Long regarded by its some of its more sophisticated southern counterparts as a cultureless backwater and haven for angry bogans, where white shoes are on trend and the locals are a bit slow, Brisbane seems to have soared to the top of property buyers’ ‘hot’ lists.

When the country’s gaze turned towards Brisbane in 1982 for the Commonwealth Games and again in 1988 for the World Expo, they were no doubt impressed by what they saw.

The city really turned it on with giant robotic wildlife-themed mascots, sprawling parklands chockablock with Australiana-themed cafes, chambray-clad hot young things flocking to up market nightspots…

And then, for the next 20-odd years, there probably wasn’t much point for anyone to glance north. If they had, they might’ve noticed Queensland’s capital in the midst of a physical, psychological and cultural transformation.

Where illegal underground casinos and massage parlours once stood rose trendy bars and restaurants, posh shops and boutique hotels. Not long ago, the city streets would’ve been near deserted on a weekend – or after four o’clock in the afternoon – whereas now they’re thriving with activity.

There’s a world-class gallery, a burgeoning creative scene, a full events calendar and some pretty impressive shopping. Locals have a sense of pride, of accomplishment, at how much their hometown has matured.

Still, those famously parochial Sydney and Melbourne folk have an occasional tendency to look down their noses at Brisbane as though it were an offensively loud party guest. And sure, it still has those old school tendencies. She’s a bit rough around the edges, you could say.

Interstate investors are less judgemental. It’s probably that quaint charm, coupled with cheap property prices, that’s responsible with luring them north in droves.

Data compiled by one insurer shows the Sunshine State is a hot favourite among interstate investors. About half of their landlord insurance customers with a property in another state own real estate in Queensland.

Perhaps it’s Brisbane’s status as the most affordable mainland capital that is demanding attention. Explosive population growth might also be a factor – it grew by 25.2 per cent in the last 10 years. Or maybe it’s the city’s tight rental market. In fact, the Real Estate Institute of Queensland says rental demand still exceeds supply in many areas. The vacancy rate in Brisbane is just 2.1 per cent.

A few months ago, a Sydney friend asked for my advice on suburbs in Brisbane to begin looking for an investment property. He was keen to put his money in bricks and mortar, but found property prices at home too prohibitive.

“Brisbane is more price-friendly than the other capital cities,” he told me. “Prices seemed to have flattened and there’s much better value for money than in Sydney.”

Too right. Do a quick real estate search and check out what $350,000 will get you in Brisbane’s inner suburbs compared to Sydney. Frightening, huh? My friend is just one of several interstate chums who want to buy something but consider their local markets too pricey.

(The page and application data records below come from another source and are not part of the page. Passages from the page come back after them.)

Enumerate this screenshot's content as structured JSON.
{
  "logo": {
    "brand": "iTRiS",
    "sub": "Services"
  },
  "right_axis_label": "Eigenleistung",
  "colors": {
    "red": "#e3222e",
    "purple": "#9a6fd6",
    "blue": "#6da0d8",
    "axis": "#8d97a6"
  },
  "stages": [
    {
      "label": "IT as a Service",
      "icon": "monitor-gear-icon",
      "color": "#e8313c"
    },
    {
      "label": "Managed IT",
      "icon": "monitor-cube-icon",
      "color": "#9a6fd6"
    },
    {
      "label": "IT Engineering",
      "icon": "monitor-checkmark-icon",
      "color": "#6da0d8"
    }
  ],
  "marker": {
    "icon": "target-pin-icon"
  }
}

They’re looking for different things – some units over houses, others suburbs rather than the city – but they all agree, Brisbane’s prospects are solid. Respected local property analyst Michael Matusik agrees, saying the market looks to have bottomed and commenced its recovery phase.

A warmer climate, more relaxed lifestyle and property that’s on the up. What more could you want?

Shannon Molloy is the deputy editor of Australian Property Investor magazine